Matchlogger update: I can add teams now!

I did quite a lot today. From working login, I went to being able to add teams through the user interface. All code changes can be seen in today’s pull request.

Tables and entity classes for countries and teams

I started with a database table for country information. I decided that this one will be (for now) managed only through Liquibase changesets, as I expect that country list will be static. For the beginning, there’s only one country (Poland), but I already have a task to add more. Each of the countries consists of name, some country codes (ISO-3166-1, FIFA, IOC) and a link to flag picture from Wikimedia Commons.

My structure for teams starts simple and is likely to grow.
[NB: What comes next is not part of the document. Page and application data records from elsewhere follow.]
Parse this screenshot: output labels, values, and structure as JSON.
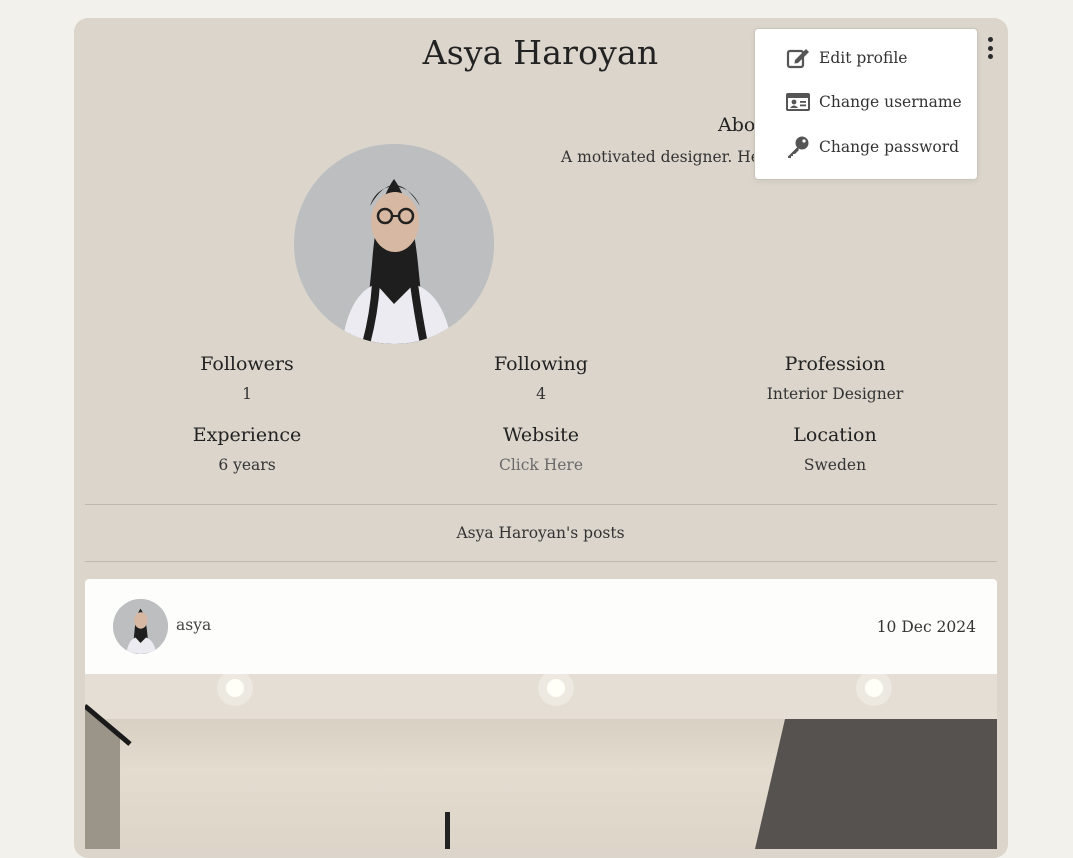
{
  "profile": {
    "name": "Asya Haroyan",
    "about_title": "About",
    "about_text": "A motivated designer. Here"
  },
  "stats": [
    {
      "label": "Followers",
      "value": "1"
    },
    {
      "label": "Following",
      "value": "4"
    },
    {
      "label": "Profession",
      "value": "Interior Designer"
    },
    {
      "label": "Experience",
      "value": "6 years"
    },
    {
      "label": "Website",
      "value": "Click Here"
    },
    {
      "label": "Location",
      "value": "Sweden"
    }
  ],
  "posts_heading": "Asya Haroyan's posts",
  "post": {
    "username": "asya",
    "date": "10 Dec 2024"
  },
  "menu": {
    "items": [
      {
        "label": "Edit profile",
        "icon": "edit-icon"
      },
      {
        "label": "Change username",
        "icon": "id-card-icon"
      },
      {
        "label": "Change password",
        "icon": "key-icon"
      }
    ]
  },
  "colors": {
    "page_bg": "#f3f1ec",
    "card_bg": "#dbd5cb",
    "text": "#2b2b2b",
    "link": "#6a6a6a"
  }
}
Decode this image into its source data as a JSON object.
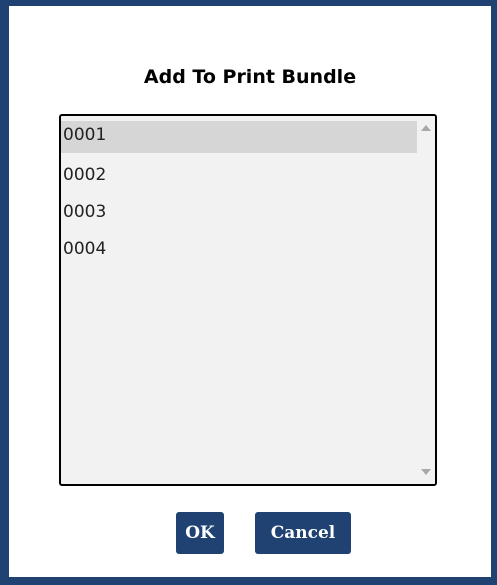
{
  "dialog": {
    "title": "Add To Print Bundle"
  },
  "list": {
    "items": [
      {
        "label": "0001",
        "selected": true
      },
      {
        "label": "0002",
        "selected": false
      },
      {
        "label": "0003",
        "selected": false
      },
      {
        "label": "0004",
        "selected": false
      }
    ]
  },
  "buttons": {
    "ok_label": "OK",
    "cancel_label": "Cancel"
  },
  "colors": {
    "accent": "#1f4273",
    "selection": "#d6d6d6",
    "list_background": "#f2f2f2"
  },
  "icons": {
    "scroll_up": "scroll-up-arrow-icon",
    "scroll_down": "scroll-down-arrow-icon"
  }
}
We’ve got a name, country and a link to team’s crest (logo). Right now I don’t store pictures, just links to them. This will likely change in future, but that requires a decision on how to store them – something that is a good topic for another post 馃檪

Vue.js attempt

I must admit that I had some issues with Vue.js. My first idea was to create a REST API returning team list, load them with Vue.js and present records in a table with Angular-like syntax. I must have overlooked that before, but it turns out that core Vue cannot trigger AJAX calls and needs to use a separate library for that. One has several options, starting with vue-resource, up to jQuery. I decided to start with jQuery, as I already was importing it for Bootstrap JS features. Turned out that fighting with what it looked like a simple „for each row print <tr> and three <td> tags” took me three hours after which I decided that for this module, I will go the known way and implement it with Thymeleaf.

With Thymeleaf, the structure of the application is different. We don’t provide a REST API but insert needed values on backend side using a Model object instead. The templating engine works fairly similar to what I wanted with Vue.js though, so while I don’t remove Vue yet, I’ll start with Thymeleaf and read more on Vue in the meantime.

Thymeleaf layout

Thymeleaf has its benefits – one of them is a fragment-based layout. I now have a structure where layout.html defines the core layout and each of pages doesn’t have to include a header, footer, core CSS and JS files all over again. Of course, as I’m a lazy developer that wants to start with something that looks decent and is responsive, I started with Bootstrap that I aim to customize when I get the functional part done.

So, how does the team list look like?

The user is able to add a new team, define a country (from a long list that includes Poland, Poland and… Poland), add a link to a crest picture and that’s it. Not much, but it is a first real functional part of the application. More to come soon.